• [The task]:
In the records that follow, find each line with the word "jupyter" and copy it.

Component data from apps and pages

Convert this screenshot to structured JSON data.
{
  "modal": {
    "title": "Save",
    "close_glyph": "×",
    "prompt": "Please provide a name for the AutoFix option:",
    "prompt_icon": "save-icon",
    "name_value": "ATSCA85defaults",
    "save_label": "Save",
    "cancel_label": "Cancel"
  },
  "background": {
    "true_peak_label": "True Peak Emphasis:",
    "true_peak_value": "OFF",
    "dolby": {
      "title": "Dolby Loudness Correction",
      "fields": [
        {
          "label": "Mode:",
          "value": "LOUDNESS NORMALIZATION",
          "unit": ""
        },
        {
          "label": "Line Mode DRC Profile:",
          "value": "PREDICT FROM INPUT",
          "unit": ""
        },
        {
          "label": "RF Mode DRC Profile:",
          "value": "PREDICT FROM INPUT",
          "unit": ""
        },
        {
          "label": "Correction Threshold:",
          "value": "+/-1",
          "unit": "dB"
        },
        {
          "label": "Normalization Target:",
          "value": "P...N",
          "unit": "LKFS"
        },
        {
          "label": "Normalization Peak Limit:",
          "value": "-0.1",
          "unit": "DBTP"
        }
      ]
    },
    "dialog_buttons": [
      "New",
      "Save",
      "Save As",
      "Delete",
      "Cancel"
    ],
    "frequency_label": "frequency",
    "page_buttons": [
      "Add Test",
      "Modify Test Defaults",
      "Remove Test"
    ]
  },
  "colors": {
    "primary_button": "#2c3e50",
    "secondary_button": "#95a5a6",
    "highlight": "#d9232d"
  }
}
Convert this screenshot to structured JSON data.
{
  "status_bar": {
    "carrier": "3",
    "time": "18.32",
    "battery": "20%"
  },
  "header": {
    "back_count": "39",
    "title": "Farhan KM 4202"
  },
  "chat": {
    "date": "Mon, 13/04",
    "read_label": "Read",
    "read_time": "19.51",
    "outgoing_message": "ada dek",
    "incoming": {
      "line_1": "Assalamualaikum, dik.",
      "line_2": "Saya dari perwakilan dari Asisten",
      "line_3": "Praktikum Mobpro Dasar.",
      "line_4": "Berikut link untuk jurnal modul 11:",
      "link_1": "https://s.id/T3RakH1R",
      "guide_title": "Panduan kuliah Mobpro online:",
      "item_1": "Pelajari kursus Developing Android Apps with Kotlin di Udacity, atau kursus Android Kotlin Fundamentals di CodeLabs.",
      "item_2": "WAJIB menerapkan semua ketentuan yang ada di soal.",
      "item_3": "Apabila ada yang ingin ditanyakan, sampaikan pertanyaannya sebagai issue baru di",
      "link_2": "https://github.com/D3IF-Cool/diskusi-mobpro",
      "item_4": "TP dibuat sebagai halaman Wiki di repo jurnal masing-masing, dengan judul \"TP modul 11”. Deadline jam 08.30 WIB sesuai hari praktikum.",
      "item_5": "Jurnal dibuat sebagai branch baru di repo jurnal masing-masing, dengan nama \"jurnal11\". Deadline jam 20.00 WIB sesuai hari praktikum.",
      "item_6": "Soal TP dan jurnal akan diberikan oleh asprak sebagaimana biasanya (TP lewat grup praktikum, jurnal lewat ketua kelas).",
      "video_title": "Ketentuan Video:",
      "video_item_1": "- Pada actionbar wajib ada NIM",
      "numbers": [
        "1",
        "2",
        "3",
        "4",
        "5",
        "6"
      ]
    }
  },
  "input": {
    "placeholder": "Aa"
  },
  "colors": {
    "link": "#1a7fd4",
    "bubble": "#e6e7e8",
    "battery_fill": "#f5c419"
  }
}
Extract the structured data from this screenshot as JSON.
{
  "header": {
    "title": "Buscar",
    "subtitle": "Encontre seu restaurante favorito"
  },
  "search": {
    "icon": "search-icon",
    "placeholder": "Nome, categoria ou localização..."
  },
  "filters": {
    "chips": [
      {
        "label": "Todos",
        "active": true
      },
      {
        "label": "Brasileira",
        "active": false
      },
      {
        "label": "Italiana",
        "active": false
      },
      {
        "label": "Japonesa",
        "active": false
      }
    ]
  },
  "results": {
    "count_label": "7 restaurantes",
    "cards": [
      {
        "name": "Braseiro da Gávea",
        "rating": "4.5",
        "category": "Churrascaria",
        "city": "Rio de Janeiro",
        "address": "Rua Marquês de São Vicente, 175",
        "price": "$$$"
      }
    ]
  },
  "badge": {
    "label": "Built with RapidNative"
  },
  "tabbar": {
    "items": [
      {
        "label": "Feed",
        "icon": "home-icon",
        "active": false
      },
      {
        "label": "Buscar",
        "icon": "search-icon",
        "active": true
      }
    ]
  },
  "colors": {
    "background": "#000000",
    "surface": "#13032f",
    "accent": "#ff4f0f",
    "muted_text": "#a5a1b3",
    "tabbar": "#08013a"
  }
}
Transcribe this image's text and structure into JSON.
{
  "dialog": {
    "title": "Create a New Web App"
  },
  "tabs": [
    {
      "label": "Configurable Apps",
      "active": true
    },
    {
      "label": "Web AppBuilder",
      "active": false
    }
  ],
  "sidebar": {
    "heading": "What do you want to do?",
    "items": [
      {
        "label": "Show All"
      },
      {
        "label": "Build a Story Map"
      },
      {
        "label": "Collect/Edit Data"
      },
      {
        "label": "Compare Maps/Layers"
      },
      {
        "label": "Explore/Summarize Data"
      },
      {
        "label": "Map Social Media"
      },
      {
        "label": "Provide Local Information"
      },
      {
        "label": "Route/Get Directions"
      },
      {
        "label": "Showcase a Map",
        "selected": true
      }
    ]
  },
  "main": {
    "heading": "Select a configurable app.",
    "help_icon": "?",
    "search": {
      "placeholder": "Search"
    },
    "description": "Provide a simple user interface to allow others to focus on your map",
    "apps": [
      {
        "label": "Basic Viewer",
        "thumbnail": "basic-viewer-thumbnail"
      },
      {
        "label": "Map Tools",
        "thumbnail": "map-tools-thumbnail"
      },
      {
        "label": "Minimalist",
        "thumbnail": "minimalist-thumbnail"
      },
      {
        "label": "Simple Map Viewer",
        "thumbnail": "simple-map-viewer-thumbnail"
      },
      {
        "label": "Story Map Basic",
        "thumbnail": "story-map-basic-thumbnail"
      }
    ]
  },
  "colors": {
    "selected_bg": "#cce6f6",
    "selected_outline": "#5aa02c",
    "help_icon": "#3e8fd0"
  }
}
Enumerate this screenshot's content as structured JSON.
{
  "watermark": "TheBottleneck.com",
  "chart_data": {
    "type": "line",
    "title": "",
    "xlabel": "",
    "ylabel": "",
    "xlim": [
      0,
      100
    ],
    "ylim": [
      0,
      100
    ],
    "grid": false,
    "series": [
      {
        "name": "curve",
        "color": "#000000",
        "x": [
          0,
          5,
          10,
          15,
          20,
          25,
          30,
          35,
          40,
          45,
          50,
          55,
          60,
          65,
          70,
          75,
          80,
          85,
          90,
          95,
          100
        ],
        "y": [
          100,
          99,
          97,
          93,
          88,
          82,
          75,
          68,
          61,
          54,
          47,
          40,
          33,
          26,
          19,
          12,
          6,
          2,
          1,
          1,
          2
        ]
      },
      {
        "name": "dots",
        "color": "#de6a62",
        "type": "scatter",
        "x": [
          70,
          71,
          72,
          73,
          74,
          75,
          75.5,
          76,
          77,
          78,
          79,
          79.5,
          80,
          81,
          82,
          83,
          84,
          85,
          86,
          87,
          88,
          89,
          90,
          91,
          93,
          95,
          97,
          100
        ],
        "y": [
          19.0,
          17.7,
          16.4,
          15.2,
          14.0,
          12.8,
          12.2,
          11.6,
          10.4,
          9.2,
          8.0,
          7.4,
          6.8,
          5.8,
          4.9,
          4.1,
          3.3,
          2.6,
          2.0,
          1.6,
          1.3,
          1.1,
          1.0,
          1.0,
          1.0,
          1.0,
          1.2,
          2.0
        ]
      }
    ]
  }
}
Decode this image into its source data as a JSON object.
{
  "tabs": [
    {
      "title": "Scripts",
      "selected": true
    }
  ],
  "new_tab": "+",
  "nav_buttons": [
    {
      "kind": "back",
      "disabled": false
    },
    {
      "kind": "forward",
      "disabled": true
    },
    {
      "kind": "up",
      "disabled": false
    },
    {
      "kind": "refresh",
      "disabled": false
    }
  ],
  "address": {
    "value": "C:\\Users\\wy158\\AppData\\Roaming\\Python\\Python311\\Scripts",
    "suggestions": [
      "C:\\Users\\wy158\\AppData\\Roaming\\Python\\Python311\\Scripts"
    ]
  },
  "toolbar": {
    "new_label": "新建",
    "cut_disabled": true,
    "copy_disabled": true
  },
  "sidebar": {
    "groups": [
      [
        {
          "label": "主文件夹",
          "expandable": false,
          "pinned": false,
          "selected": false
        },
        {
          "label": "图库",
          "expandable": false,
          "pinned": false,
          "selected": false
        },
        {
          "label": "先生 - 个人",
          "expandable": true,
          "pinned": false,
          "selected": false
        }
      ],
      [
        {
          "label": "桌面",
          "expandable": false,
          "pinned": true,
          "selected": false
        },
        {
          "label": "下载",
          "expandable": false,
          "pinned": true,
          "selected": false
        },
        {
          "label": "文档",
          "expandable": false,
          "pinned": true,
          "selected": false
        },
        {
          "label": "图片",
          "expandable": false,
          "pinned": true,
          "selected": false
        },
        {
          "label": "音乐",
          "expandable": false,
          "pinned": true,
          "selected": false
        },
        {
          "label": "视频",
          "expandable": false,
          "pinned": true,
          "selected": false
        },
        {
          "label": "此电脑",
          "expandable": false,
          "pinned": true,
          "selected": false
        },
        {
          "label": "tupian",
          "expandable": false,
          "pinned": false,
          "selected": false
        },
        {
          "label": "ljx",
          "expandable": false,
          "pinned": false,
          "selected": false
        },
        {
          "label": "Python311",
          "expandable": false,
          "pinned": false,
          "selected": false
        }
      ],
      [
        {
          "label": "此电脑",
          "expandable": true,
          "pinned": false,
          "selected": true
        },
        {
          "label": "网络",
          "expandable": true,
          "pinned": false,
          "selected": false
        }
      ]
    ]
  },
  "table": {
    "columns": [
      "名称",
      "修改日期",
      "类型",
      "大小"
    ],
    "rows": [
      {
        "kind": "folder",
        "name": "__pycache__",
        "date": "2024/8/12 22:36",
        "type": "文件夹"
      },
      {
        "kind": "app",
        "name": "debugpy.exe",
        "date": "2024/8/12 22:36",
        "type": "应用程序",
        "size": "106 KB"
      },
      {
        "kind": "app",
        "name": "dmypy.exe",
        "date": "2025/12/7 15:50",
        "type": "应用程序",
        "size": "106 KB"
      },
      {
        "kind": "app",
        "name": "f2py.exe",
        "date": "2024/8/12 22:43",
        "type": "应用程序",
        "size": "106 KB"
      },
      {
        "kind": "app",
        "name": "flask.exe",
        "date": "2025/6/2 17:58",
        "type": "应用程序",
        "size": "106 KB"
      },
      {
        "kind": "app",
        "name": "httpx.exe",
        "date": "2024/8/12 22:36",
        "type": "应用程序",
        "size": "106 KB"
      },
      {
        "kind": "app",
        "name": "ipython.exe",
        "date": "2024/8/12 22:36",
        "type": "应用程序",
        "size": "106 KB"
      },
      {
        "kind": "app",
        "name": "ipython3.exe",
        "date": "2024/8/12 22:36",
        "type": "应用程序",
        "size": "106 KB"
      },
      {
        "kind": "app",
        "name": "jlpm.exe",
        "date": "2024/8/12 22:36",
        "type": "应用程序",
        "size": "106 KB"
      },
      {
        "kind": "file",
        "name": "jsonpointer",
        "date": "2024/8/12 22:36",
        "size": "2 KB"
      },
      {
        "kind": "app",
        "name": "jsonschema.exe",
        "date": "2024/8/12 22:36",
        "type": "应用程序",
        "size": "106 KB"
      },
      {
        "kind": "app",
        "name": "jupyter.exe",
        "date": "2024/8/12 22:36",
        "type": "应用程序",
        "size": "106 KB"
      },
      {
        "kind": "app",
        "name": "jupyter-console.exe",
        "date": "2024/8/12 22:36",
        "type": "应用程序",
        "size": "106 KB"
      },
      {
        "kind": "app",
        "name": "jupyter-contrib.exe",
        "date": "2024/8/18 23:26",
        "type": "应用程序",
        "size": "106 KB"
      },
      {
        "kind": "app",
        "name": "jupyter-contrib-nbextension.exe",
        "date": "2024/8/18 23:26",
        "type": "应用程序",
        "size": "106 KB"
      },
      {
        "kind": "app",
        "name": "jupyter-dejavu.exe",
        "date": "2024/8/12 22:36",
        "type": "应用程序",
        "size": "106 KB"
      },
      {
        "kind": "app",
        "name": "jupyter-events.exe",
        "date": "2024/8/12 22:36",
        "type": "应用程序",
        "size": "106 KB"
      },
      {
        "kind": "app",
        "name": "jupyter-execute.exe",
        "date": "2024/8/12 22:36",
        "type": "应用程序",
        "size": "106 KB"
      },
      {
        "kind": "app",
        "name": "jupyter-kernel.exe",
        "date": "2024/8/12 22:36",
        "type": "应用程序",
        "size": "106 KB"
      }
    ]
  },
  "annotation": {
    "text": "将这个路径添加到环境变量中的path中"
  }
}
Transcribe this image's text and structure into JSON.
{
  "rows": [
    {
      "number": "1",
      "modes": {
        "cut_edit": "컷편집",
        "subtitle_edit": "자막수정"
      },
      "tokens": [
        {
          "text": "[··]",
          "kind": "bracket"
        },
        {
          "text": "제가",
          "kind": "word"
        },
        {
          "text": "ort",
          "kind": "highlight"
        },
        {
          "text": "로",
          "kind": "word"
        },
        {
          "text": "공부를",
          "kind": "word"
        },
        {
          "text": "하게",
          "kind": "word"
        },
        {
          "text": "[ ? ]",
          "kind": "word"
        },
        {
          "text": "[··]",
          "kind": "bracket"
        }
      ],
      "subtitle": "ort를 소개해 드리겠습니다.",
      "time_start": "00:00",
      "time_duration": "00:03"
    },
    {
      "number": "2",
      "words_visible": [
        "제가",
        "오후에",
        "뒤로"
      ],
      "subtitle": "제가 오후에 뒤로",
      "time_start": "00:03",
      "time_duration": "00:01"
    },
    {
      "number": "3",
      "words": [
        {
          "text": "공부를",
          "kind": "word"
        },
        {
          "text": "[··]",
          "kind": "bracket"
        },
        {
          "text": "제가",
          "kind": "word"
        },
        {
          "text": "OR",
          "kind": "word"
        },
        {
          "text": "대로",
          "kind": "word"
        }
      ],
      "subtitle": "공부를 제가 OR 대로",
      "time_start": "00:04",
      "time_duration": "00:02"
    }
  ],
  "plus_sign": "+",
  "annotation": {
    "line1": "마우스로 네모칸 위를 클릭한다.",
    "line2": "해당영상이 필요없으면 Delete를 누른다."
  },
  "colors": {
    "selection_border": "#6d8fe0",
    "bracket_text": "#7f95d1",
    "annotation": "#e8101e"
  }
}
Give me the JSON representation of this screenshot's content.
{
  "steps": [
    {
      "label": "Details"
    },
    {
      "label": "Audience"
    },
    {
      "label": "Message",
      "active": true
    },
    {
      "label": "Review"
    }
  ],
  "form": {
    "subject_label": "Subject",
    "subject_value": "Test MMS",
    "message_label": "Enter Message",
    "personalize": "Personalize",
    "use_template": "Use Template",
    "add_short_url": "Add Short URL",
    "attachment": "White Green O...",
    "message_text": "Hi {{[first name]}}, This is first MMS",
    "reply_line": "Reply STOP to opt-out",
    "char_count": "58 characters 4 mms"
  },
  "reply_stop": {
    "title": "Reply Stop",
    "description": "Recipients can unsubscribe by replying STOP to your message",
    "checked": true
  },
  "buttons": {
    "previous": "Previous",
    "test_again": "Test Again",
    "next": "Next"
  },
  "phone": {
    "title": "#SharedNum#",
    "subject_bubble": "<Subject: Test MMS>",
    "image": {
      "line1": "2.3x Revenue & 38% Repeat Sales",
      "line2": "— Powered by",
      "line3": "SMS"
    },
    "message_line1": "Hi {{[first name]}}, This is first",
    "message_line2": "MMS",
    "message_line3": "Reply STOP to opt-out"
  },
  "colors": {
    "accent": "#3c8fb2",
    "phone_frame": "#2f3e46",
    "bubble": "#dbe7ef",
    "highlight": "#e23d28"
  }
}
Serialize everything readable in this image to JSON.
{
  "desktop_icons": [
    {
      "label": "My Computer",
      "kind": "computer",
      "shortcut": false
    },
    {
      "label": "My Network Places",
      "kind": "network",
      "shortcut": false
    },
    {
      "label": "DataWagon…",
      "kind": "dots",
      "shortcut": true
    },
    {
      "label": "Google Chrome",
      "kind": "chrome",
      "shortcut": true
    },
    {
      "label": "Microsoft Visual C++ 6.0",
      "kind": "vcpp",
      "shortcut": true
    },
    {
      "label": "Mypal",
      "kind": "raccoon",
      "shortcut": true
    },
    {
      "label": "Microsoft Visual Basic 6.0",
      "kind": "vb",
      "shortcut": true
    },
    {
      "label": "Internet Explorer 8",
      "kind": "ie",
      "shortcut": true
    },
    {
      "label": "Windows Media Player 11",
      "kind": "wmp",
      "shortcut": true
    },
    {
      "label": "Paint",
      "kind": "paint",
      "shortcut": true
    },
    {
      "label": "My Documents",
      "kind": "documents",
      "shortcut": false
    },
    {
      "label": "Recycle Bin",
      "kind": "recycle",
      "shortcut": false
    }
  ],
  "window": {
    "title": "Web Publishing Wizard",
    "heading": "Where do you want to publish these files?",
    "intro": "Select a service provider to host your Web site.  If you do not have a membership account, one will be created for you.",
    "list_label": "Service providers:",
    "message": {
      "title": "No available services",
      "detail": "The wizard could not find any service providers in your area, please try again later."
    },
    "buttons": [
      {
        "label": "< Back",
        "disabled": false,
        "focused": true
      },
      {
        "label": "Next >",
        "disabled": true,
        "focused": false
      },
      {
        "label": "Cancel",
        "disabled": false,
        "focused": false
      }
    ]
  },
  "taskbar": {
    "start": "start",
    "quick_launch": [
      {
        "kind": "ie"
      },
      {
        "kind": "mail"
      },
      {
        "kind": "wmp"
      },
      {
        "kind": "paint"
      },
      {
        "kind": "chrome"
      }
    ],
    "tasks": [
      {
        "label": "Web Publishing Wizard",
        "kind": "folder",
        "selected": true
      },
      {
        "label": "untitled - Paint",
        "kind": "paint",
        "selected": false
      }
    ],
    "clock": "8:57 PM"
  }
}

• [Solved exercise]:
        "name": "jupyter.exe",
        "name": "jupyter-console.exe",
        "name": "jupyter-contrib.exe",
        "name": "jupyter-contrib-nbextension.exe",
        "name": "jupyter-dejavu.exe",
        "name": "jupyter-events.exe",
        "name": "jupyter-execute.exe",
        "name": "jupyter-kernel.exe",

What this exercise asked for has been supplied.